What is considered a good credit score? :59
Reading time: 3 minutes
Credit scores are calculated using information in your credit report
Credit scores from 660 to 900 are generally considered good, very good, or excellent
There’s no “magic number” to reach when it comes to receiving better loan rates and terms
It’s an age-old question we get, and to answer it requires that we start with the basics: What is a credit score, anyway?
A credit score is a number, generally between 300 and 900, that helps determine your creditworthiness. Credit scores are calculated using information in your credit report, including your payment history; the amount of debt you have; and the length of your credit history.
Credit scores are intended to help lenders, creditors and others make fair decisions on whether or not to “take a risk” on someone. The risk might involve giving that person a loan (will they repay it?), offering a credit card (will they make timely payments?) or approving their apartment rental application (will they pay their rent?).
While your credit score is important, it is only one of several pieces of information an organization will typically use to determine your creditworthiness.
It’s also important to remember that everyone’s financial and credit situation is different, and there’s no “magic number” to reach when it comes to receiving better loan rates and terms.
There are many different credit score models used today by lenders and other organizations. These scores all have the same goal: to predict a consumer’s likelihood to pay their bills. There are some differences around how the various data elements on a credit report factor into the score calculations.
Although credit scoring models vary, generally, credit scores from 660 to 724 are considered good; 725 to 759 are considered very good; and 760 and up are considered excellent. Higher credit scores mean you have demonstrated responsible credit behaviour in the past, which may make potential lenders and creditors more confident about your ability to repay a debt when evaluating your request for credit.
Lenders generally see those with credit scores 660 and up as acceptable or lower-risk borrowers. Those with credit scores below 660 may be less likely to qualify for better loan terms. Those with lower scores who fall into the “poor” credit range (generally below 560) are more likely to have difficulty getting credit or qualifying for better loan terms.
How Do Your Actions Impact Credit Scores?
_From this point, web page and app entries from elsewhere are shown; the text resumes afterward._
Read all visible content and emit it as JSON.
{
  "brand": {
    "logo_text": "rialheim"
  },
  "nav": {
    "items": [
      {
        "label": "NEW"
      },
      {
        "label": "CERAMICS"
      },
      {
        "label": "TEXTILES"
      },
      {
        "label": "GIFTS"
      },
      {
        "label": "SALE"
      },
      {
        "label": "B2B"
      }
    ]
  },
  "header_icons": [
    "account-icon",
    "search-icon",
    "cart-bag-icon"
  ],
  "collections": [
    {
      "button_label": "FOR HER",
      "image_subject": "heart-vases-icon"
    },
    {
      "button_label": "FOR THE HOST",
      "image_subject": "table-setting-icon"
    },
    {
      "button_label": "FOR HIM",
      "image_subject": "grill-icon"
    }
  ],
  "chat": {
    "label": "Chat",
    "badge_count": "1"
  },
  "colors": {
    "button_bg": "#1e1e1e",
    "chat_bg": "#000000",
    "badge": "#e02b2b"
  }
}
Here are some tried and true things to keep top of mind as you begin to establish – or maintain – good credit:
Pay your bills on time, every time. This doesn’t just include credit cards – late or missed payments on other accounts, such as cell phones, may be reported to the credit bureaus, which may impact your credit scores. If you’re having trouble paying a bill, contact the lender immediately. Don’t skip payments, even if you’re disputing a bill.
Keep your credit card balance well below the limit. A higher balance compared to your credit limit may impact your credit score.
Apply for credit sparingly. Applying for multiple credit accounts within a short time period may impact your credit score.
Check your credit reports regularly. Request a free copy of your credit report and check it to make sure your personal information is correct and there is no inaccurate or incomplete account information. If you find information you believe is inaccurate or incomplete, contact the lender or creditor. You can also file a dispute with the credit bureau that provided the report. Remember: checking your own credit report or credit score won’t affect your credit scores.